Executed in 1985, Now’s The Time announces Basquiat at the absolute apex of his international success as an artist, when he was also the center of New York’s creatively exploding downtown art scene. As Basquiat’s most visually simplistic and mature masterpiece, Now’s the Time witnesses Basquiat radically pare down the explosive bravura of his street art-based paintings into an austere composition that replicates a vinyl record pressing, with only a few inscriptions scrawled upon the black matte surface.
In addition to its reference to Charlie’s Parker’s 1945 composition, the emphatic exclamation of the painting’s title calls immediate attention to this moment of Basquiat’s career when his star shined brightest and there was seemingly nothing he could not accomplish as an artist. Today, this phrase, which has become a familiar slogan within the scholarship and cultural vernacular for the artist, holds more resonance than ever before, as Basquiat’s artistic vernacular is so universally familiar within popular culture.
Though Basquiat once referred to Miles Davis as his favorite musician, it was Charlie Parker who ultimately figured as his all-time personal hero. In many ways Parker’s career trajectory paralleled Basquiat’s. Parker’s brief recording career lasted only one decade from 1945 to 1955, and he was a largely self-taught saxophonist. Pioneering the jazz style of bebop that is best exemplified by the sonic rhythms of the eponymous composition, Parker was uncompromising in his revolutionary sonic complexity that synthesized an inventively fast tempo, alternating chord progressions, and above all else, an undying freedom of improvisation. The modernity of the bebop sound that Parker innovated, as well as the urgency of ending racial segregation in the wake of World War II through which he lived, are both no better suggested than in the call to action behind the present composition’s title: “Now’s The Time.”
Beginning in 1983, Basquiat began to focus on jazz as a central subject of his work and would go on to produce more than thirty paintings in tribute to saxophonist Charlie Parker alone. In Now’s the Time, Basquiat transforms Parker to the shorthand “PRKR,” creating an updated persona for the jazz legend that mirrors Basquiat’s street tagging alter-ego SAMO, drawing an unmistakable parallel between the two artists and binding their artistic legacies. As a final touch, the artist emblazons his signature copyright sign upon the surface of the painting, both as a means of giving credit to Parker and marking the painting and declaration as his own.
With Now’s The Time, Basquiat reconfigures the familiar form of a vinyl record into an abstract composition that more closely resembles a black hole in size and scale, as the painting is composed on a large, roughly cut plywood disk that immediately absorbs the viewer into its mass. Basquiat’s austere white-on-black technique is restrained yet elegant, possessing a beauty and stillness that evoke the rigors of Minimalism while preserving the urban grit and energy of the artist’s downtown New York environs. The work builds upon the conceptual practices of artists such as Jasper Johns, and radically destabilizes the boundaries of painting, sculpture, and object in a poignant interpretation of the cultural symbolism and context behind Parker’s music.
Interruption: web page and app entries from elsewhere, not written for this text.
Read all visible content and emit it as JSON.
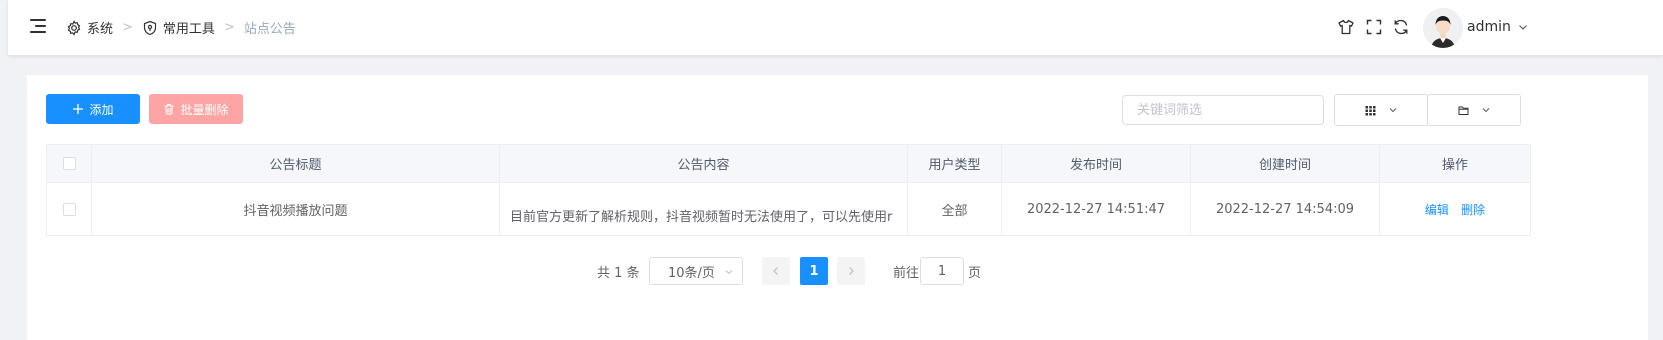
{
  "breadcrumb": {
    "items": [
      {
        "label": "系统",
        "icon": "gear-icon"
      },
      {
        "label": "常用工具",
        "icon": "shield-icon"
      },
      {
        "label": "站点公告"
      }
    ],
    "separator": ">"
  },
  "header": {
    "icons": [
      "shirt-icon",
      "fullscreen-icon",
      "refresh-icon"
    ],
    "user": "admin"
  },
  "toolbar": {
    "add_label": "添加",
    "batch_delete_label": "批量删除",
    "search_placeholder": "关键词筛选",
    "search_value": ""
  },
  "table": {
    "columns": [
      "公告标题",
      "公告内容",
      "用户类型",
      "发布时间",
      "创建时间",
      "操作"
    ],
    "rows": [
      {
        "title": "抖音视频播放问题",
        "content": "目前官方更新了解析规则，抖音视频暂时无法使用了，可以先使用r",
        "user_type": "全部",
        "publish_time": "2022-12-27 14:51:47",
        "create_time": "2022-12-27 14:54:09",
        "edit_label": "编辑",
        "delete_label": "删除"
      }
    ]
  },
  "pagination": {
    "total_text": "共 1 条",
    "page_size": "10条/页",
    "current_page": "1",
    "goto_prefix": "前往",
    "goto_value": "1",
    "goto_suffix": "页"
  },
  "colors": {
    "primary": "#1890ff",
    "danger_disabled": "#ffa4a4"
  }
}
While abstaining from the expressionist fury normally associated with Basquiat’s paintings, the irregular shape of the work maintains the profound tension pervading most of his oeuvre. Rejoicing in the Black male jazz musicians with whom Basquiat discovered his unique style, Now’s the Time creates a monument to Basquiat’s legendary career and influence that resounds today with visual artists and musicians who continue to amplify his voice and find inspiration in the depth of his body of work and life. With three words, Basquiat declares his place amongst the pantheon of Black artistic icons he admired, claiming the moment as his own and immortalizing the significance of his then radical, now canonical artistic project: Now’s the Time.
Testifying to its significance in Basquiat’s oeuvre, Now’s the Time has appeared as a major highlight in many of the Basquiat’s most acclaimed international exhibitions and retrospectives, including those at the Brooklyn Museum, New York; Fondation Beyeler, Basel; and Art Gallery of Ontario, where it was the centerpiece of the eponymous exhibition entitled Jean Michel Basquiat: Now’s the Time, and most recently, in the landmark exhibition at Montreal Museum of Art, Seeing Loud: Basquiat and Music, where it was prominently illustrated on the cover of the exhibition catalogue.